The Saint had great trust in God, and always begged His help in every difficulty. It happened once that there was not a bit of bread in the house, or money to buy it, but with confidence in Him,Rose went to open the empty chest, and she found it full of loaves. Another time when her father was ill, Rose went to the church to beg God to assist her, for he owed some money which he had not the power of paying. On her return, a stranger came to her home, and gave her father a little purse containing the exact sum he needed. Thus, and in many other ways, Almighty God rewarded the Saint for her trust in Him.

When Rose had reached her thirty-first year, she learned by a revelation from heaven that she would die upon the Feast of Saint Bartholomew- She heard, too, that she must endure extreme suffering, each part of her body being in violent pain, and yet she never trembled or shrank from the thought; she rejoiced that she might have a share in the cross and suffering of Christ.

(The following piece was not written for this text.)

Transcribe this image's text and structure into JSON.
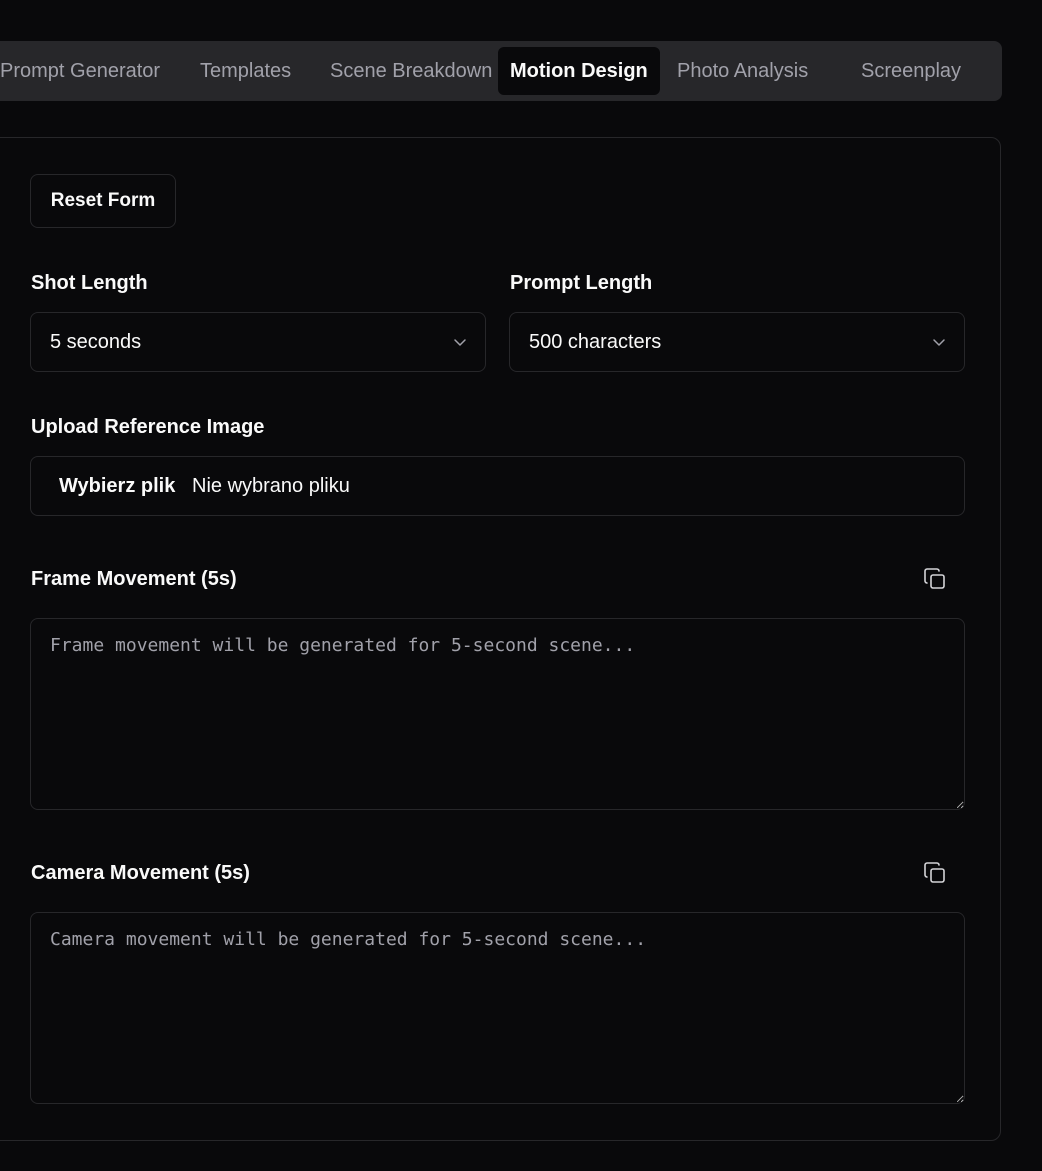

On the 1st of August she was in health, but at midnight she was heard crying and groaning piteously, and from then to the 24th ofAugust, when she died, she endured terrible agony; but her mind was calm and peaceful, and she begged that her pains might even be increased in punishment of the sins of which she believed herself guilty. She confessed daily during that illness, and when the Blessed Sacrament was brought to her, her face became bright with joy, and she remained quite motionless and rapt in God. When she felt her last moment approaching, the Saint begged her brother to move the bolster from beneath her head, and to put pieces of wood instead of it, which he did, and after thanking him, she said twice, “Jesus be with me! Jesus be with me!” and then her innocent soul went home to God.

– from Stories of the Saints for Children, by Mary F Seymour